One of the more recent articles taking a stab at answering the ever present rent vs. buy debate comes from The New York Times. As the article notes, it is a question that, in the future, will provide a definitive answer for which was the better strategy. The problem is it is impossible to know which one will come out on top before it happens, as there are persuasive arguments on both sides.
For example, buying can be particularly appealing for someone who expects to live in the same place for at least the next five to seven years and a mortgage acts like a forced savings plan. When purchasing a home, you also don’t need to worry about the ever-increasing rents anymore and, though it can sometimes backfire, a house is likely to appreciate over a long period of time leading the owners to accumulate a good amount of equity.
But when looking at a theoretical renter who puts their down payment in a portfolio and continues to invest any savings from renting, some studies, such as one from Florida International University and Florida Atlantic University, showed they would typically come out ahead of most buyers.
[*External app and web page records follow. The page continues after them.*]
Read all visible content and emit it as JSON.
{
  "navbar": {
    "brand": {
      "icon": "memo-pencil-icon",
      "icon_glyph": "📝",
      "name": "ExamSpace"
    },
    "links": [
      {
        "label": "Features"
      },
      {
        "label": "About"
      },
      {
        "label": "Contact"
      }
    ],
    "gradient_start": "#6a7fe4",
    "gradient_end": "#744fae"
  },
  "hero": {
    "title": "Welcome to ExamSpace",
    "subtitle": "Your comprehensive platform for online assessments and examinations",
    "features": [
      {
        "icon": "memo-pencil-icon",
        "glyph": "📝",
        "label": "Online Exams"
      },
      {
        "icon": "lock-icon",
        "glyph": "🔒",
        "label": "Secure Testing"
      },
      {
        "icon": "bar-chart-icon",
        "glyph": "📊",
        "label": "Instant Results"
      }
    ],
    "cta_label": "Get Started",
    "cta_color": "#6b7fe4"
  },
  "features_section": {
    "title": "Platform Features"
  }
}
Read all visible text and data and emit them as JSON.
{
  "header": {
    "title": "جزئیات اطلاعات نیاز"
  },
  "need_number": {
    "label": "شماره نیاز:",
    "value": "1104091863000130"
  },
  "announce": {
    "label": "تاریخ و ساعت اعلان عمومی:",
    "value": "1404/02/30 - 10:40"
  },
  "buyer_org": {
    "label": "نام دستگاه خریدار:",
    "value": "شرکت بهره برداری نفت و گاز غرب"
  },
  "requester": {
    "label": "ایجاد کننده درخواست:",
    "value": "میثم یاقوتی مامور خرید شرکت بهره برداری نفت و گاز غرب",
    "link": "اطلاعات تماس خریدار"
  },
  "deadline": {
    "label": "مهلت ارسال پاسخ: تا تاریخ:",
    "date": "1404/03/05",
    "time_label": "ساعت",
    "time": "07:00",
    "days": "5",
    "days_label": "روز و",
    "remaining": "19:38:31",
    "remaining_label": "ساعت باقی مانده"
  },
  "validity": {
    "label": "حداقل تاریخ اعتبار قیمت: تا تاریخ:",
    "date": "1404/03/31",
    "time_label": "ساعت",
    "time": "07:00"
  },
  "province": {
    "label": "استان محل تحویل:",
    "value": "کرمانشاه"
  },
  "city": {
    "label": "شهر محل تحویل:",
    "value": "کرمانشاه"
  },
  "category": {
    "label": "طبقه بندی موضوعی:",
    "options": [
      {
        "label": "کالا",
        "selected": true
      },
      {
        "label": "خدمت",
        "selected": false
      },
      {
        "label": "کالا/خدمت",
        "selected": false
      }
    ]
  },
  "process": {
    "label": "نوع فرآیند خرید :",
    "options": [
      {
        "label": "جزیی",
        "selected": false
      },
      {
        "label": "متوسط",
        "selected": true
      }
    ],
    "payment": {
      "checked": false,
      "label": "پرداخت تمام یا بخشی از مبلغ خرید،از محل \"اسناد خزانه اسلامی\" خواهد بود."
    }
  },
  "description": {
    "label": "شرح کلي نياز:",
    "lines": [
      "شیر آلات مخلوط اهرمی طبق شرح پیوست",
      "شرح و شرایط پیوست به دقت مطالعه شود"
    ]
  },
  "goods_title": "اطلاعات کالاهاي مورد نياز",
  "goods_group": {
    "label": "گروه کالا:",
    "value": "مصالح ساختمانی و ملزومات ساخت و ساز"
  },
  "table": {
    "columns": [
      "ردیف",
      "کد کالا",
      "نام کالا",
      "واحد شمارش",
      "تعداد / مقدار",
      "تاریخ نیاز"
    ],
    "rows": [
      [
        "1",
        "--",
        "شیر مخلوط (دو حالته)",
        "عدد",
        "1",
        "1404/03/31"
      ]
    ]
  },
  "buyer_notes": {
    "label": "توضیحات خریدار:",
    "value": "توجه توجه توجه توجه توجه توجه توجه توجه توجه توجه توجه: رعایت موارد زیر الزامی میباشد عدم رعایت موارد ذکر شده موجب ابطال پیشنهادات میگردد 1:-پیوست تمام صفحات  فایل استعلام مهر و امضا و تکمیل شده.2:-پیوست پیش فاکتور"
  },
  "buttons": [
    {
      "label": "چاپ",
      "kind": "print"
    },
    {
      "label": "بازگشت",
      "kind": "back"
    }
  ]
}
Other studies have shown similar results. A HelloWallet study compared two hypothetical median-income families, one that bought and one that rented, in 20 major cities across the country. The study concluded that a median-income family will typically build more net wealth if they rent versus own over a ten-year period from 2013 to 2022.